Fiduciary duty of good faith
In terms of the common law, a director’s fiduciary duty means that a director acts in good faith and in the best interests of the company. This includes:
without limitation avoiding conflicts of interest, not exceeding the company’s powers and accounting for secret profits. Because it is not the intention of the legislator to unreasonably overrule law practices that has been built up over a number of years, these common law provisions will continue to apply as long as they do not conflict with the new Act.
In addition to the common law duties the new Act now codifies director’s duties in sections 75 and 76 of the Act. Section 75 describes conflicts of interest and compels directors to disclose the nature and extent of the conflict of interest.
In terms of the new Act, directors also have a duty to act in the best interests of the company. This means that he/she shall not use their position or information to, for example, gain advantage for anyone other than the company and/or cause harm to the company.

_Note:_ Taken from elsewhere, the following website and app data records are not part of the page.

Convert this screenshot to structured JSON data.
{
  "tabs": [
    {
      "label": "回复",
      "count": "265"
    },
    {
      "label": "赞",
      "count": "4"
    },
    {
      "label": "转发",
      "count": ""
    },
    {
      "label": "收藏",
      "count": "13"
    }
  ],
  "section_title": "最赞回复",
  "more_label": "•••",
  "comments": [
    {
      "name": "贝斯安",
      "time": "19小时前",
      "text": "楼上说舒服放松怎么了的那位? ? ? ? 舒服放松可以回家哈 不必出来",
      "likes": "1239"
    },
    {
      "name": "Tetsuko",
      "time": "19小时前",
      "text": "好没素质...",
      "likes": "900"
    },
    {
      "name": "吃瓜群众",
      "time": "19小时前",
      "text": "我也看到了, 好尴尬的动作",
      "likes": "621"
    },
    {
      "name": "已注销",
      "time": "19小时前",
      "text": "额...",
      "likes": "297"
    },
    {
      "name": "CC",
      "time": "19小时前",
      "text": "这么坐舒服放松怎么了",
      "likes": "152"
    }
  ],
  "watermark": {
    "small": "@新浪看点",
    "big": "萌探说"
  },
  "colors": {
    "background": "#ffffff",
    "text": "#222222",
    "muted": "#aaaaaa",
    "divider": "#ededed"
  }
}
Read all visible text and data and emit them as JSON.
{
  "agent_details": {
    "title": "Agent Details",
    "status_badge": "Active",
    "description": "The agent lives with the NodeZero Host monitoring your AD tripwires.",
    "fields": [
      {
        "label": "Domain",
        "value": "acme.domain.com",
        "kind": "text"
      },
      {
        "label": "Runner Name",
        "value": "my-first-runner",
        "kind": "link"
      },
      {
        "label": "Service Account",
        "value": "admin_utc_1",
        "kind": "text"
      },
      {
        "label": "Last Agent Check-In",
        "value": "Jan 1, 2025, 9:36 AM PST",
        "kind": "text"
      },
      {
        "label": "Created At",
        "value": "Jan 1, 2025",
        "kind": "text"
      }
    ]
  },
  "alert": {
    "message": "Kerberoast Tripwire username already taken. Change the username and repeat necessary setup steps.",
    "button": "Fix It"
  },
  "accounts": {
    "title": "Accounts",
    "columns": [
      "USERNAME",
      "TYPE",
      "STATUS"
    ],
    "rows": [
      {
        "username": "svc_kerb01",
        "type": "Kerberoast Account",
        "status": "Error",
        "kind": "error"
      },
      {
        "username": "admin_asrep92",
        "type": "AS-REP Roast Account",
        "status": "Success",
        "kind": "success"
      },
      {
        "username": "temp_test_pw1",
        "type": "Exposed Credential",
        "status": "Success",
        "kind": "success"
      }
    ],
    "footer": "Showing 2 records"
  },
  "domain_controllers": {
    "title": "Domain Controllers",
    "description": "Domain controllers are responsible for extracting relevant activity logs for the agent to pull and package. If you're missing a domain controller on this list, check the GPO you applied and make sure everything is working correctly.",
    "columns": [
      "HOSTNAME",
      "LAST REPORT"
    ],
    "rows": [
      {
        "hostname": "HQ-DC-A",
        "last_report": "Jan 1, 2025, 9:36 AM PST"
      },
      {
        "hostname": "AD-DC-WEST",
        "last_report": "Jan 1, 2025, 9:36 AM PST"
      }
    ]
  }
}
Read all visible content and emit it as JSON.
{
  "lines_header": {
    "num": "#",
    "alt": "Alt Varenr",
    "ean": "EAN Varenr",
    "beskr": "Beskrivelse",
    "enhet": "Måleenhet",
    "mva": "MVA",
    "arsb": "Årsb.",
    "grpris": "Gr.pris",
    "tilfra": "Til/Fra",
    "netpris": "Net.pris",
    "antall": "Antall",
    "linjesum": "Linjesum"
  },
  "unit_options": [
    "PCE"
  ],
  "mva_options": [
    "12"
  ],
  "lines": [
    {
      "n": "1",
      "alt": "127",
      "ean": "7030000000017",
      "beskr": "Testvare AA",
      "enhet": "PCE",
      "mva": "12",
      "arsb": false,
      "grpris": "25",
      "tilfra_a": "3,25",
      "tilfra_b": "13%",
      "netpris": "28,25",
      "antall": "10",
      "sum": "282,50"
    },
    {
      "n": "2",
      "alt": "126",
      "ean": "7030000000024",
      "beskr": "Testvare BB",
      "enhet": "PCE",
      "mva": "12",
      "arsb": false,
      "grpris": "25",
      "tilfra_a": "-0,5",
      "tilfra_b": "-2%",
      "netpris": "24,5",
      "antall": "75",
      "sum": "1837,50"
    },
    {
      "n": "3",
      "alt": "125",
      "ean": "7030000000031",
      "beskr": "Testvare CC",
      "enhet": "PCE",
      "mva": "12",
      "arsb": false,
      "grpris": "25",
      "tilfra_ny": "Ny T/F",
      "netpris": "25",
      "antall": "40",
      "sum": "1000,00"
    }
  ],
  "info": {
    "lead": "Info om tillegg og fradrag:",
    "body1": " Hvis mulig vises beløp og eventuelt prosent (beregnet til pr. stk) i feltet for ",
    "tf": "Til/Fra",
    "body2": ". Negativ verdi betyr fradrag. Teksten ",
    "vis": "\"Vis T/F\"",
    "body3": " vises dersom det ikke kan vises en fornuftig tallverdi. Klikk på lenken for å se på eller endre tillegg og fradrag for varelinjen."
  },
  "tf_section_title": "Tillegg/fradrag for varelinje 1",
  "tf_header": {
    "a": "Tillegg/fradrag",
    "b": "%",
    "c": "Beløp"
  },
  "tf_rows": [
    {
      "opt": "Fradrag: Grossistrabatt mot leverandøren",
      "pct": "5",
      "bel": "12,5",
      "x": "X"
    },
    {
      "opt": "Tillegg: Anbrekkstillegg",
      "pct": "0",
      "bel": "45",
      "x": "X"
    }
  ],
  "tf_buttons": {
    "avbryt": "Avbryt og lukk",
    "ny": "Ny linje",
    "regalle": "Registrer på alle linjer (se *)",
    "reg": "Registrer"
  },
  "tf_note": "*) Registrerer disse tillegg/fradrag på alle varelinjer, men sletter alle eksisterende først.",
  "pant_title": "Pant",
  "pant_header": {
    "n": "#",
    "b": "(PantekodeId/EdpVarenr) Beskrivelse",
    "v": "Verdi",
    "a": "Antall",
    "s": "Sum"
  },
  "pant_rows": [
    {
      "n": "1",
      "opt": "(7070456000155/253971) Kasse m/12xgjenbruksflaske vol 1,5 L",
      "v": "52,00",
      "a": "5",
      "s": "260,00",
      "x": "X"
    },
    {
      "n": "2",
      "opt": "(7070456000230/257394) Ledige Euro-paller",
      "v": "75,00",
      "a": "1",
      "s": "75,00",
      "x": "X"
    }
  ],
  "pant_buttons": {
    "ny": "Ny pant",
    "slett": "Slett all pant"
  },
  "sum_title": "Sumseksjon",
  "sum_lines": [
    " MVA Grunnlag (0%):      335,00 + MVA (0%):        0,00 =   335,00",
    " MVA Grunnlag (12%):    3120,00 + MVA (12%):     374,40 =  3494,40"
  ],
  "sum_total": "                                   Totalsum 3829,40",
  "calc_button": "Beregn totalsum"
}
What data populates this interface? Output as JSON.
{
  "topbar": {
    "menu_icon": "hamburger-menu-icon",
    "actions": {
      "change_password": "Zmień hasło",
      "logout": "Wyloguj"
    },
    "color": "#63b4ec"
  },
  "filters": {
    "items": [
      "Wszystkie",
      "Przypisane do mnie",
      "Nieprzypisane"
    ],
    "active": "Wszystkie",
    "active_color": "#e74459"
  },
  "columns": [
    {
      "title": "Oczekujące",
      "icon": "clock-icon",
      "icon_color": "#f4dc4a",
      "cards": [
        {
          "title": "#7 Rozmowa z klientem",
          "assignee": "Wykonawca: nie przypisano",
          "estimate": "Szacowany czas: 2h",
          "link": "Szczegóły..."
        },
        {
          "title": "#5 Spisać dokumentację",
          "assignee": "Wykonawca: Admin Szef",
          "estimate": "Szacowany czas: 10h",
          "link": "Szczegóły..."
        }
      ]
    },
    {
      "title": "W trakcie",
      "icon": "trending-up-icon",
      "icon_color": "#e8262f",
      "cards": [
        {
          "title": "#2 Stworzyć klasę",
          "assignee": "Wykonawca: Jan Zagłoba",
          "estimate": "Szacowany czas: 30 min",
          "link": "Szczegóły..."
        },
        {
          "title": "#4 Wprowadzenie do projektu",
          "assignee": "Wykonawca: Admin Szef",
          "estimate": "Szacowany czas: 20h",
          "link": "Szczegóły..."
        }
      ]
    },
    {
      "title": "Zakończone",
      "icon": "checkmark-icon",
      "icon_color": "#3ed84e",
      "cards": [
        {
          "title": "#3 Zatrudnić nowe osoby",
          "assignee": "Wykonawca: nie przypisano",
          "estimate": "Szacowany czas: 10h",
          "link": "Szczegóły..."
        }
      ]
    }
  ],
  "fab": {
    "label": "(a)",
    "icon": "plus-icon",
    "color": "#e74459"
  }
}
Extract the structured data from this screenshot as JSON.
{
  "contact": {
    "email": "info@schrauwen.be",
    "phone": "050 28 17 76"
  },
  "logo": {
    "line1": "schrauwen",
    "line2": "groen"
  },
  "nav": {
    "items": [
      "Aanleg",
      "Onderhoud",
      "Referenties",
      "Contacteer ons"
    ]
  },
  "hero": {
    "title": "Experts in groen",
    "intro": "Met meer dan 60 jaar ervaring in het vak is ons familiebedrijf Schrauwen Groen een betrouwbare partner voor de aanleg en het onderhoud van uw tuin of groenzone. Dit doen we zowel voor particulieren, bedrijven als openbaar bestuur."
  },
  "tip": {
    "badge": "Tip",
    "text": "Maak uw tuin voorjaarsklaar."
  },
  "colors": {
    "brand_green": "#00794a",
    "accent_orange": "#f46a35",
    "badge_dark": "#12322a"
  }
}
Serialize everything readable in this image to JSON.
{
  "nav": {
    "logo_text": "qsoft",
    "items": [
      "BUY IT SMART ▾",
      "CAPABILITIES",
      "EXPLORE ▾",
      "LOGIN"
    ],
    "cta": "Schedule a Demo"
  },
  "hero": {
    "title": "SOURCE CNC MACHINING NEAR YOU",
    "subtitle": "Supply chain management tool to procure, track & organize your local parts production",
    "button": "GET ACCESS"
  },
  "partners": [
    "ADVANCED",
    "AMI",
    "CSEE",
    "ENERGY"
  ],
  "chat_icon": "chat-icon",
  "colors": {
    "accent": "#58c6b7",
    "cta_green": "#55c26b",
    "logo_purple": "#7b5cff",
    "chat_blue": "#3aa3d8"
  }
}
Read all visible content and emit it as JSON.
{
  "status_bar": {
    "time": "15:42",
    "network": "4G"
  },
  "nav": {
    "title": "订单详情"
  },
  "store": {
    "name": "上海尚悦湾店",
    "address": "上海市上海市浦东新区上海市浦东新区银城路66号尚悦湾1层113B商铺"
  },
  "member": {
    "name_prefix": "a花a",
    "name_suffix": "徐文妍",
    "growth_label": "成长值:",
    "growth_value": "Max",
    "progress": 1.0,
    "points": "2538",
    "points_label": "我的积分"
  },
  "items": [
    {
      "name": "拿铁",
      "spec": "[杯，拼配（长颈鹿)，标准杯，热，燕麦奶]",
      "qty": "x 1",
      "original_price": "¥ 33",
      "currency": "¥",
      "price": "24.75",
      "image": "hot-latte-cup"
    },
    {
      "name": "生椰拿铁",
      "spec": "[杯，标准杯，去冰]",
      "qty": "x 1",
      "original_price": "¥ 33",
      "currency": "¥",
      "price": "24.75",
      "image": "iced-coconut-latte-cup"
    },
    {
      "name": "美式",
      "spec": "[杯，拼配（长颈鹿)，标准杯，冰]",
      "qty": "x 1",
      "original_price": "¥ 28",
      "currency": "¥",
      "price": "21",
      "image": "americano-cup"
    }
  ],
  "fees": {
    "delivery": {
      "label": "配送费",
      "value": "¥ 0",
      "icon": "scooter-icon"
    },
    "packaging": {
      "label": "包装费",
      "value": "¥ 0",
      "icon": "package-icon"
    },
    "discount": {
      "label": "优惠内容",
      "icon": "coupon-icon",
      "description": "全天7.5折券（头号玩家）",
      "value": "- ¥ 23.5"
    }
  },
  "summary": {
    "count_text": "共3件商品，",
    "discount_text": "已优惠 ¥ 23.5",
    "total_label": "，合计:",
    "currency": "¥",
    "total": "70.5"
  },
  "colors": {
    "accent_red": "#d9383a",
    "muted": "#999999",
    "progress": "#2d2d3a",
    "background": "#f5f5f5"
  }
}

These ‘’fiduciary duties’’ impose the following duties on a director:
Duty of care and skill
In terms of Section 76 of the Act a director’s duty of care and skill towards the company has been expanded and now demands a higher standard than its common law equivalent.
In terms of the new Act this now entails that he/she acts with care, skill and diligence that may reasonably expected from someone:
A director will act in the best interests of the company and with the necessary care and skill if he/she (business judgement):
Although, the director’s liabilities as set out in the old Act will still apply, the new Act has added to this and stated that directors will also be liable for:
The company will also in future not be allowed to indemnify directors from damages and losses suffered from:
In terms of the new Act, the legal standing for people who have suffered damages or losses as a result of a director’s conduct has been extended to any interested or affected party including shareholders, employees, trade unions and creditors. In addition, a director may be held accountable for his/her actions when he/she was:
(i) had actual knowledge;
(ii) investigated the matter to an extent that would have provided the person with actual knowledge; or
(iii) taken other measures which, would reasonably be expected to have provided the person with the necessary knowledge.”
This article is a general information sheet and should not be used or relied upon as professional advice. No liability can be accepted for any errors or omissions nor for any loss or damage arising from reliance upon any information herein. Always contact your financial adviser for specific and detailed advice. Errors and omissions excepted (E&OE)